PROVIDED RECORDS -

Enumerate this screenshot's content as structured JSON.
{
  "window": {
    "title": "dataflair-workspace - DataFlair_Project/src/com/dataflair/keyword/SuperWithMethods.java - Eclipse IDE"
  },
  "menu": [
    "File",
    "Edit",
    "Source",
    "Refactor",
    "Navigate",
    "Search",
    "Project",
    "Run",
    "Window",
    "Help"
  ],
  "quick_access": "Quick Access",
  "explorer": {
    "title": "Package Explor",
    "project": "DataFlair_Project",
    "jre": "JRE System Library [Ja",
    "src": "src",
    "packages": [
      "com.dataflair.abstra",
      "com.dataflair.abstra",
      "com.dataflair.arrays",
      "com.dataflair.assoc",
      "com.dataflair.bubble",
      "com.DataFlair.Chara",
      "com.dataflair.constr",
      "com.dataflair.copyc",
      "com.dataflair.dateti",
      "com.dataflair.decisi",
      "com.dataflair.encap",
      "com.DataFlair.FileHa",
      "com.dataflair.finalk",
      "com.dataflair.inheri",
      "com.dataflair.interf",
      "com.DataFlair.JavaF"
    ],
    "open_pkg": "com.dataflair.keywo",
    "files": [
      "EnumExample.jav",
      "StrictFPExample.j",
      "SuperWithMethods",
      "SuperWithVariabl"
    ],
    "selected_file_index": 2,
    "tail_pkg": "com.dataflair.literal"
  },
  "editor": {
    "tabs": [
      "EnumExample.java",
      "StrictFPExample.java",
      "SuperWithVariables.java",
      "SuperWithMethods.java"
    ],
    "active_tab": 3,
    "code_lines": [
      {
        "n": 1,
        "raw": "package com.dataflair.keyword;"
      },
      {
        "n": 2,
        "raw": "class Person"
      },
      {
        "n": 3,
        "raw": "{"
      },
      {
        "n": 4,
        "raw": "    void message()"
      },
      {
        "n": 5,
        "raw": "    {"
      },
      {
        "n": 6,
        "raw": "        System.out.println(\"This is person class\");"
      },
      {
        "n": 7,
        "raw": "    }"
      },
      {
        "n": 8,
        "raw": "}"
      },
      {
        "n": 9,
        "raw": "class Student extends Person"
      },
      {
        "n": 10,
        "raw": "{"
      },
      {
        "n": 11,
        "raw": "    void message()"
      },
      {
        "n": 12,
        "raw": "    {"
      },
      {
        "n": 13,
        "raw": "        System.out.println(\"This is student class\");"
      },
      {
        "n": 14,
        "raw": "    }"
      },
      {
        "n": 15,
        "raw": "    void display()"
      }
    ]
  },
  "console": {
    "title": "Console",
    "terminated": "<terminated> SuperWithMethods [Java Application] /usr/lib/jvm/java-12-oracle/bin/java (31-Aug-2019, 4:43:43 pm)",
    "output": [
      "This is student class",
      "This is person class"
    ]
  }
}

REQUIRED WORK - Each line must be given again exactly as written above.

REPLY -
Enumerate this screenshot's content as structured JSON.
{
  "window": {
    "title": "dataflair-workspace - DataFlair_Project/src/com/dataflair/keyword/SuperWithMethods.java - Eclipse IDE"
  },
  "menu": [
    "File",
    "Edit",
    "Source",
    "Refactor",
    "Navigate",
    "Search",
    "Project",
    "Run",
    "Window",
    "Help"
  ],
  "quick_access": "Quick Access",
  "explorer": {
    "title": "Package Explor",
    "project": "DataFlair_Project",
    "jre": "JRE System Library [Ja",
    "src": "src",
    "packages": [
      "com.dataflair.abstra",
      "com.dataflair.abstra",
      "com.dataflair.arrays",
      "com.dataflair.assoc",
      "com.dataflair.bubble",
      "com.DataFlair.Chara",
      "com.dataflair.constr",
      "com.dataflair.copyc",
      "com.dataflair.dateti",
      "com.dataflair.decisi",
      "com.dataflair.encap",
      "com.DataFlair.FileHa",
      "com.dataflair.finalk",
      "com.dataflair.inheri",
      "com.dataflair.interf",
      "com.DataFlair.JavaF"
    ],
    "open_pkg": "com.dataflair.keywo",
    "files": [
      "EnumExample.jav",
      "StrictFPExample.j",
      "SuperWithMethods",
      "SuperWithVariabl"
    ],
    "selected_file_index": 2,
    "tail_pkg": "com.dataflair.literal"
  },
  "editor": {
    "tabs": [
      "EnumExample.java",
      "StrictFPExample.java",
      "SuperWithVariables.java",
      "SuperWithMethods.java"
    ],
    "active_tab": 3,
    "code_lines": [
      {
        "n": 1,
        "raw": "package com.dataflair.keyword;"
      },
      {
        "n": 2,
        "raw": "class Person"
      },
      {
        "n": 3,
        "raw": "{"
      },
      {
        "n": 4,
        "raw": "    void message()"
      },
      {
        "n": 5,
        "raw": "    {"
      },
      {
        "n": 6,
        "raw": "        System.out.println(\"This is person class\");"
      },
      {
        "n": 7,
        "raw": "    }"
      },
      {
        "n": 8,
        "raw": "}"
      },
      {
        "n": 9,
        "raw": "class Student extends Person"
      },
      {
        "n": 10,
        "raw": "{"
      },
      {
        "n": 11,
        "raw": "    void message()"
      },
      {
        "n": 12,
        "raw": "    {"
      },
      {
        "n": 13,
        "raw": "        System.out.println(\"This is student class\");"
      },
      {
        "n": 14,
        "raw": "    }"
      },
      {
        "n": 15,
        "raw": "    void display()"
      }
    ]
  },
  "console": {
    "title": "Console",
    "terminated": "<terminated> SuperWithMethods [Java Application] /usr/lib/jvm/java-12-oracle/bin/java (31-Aug-2019, 4:43:43 pm)",
    "output": [
      "This is student class",
      "This is person class"
    ]
  }
}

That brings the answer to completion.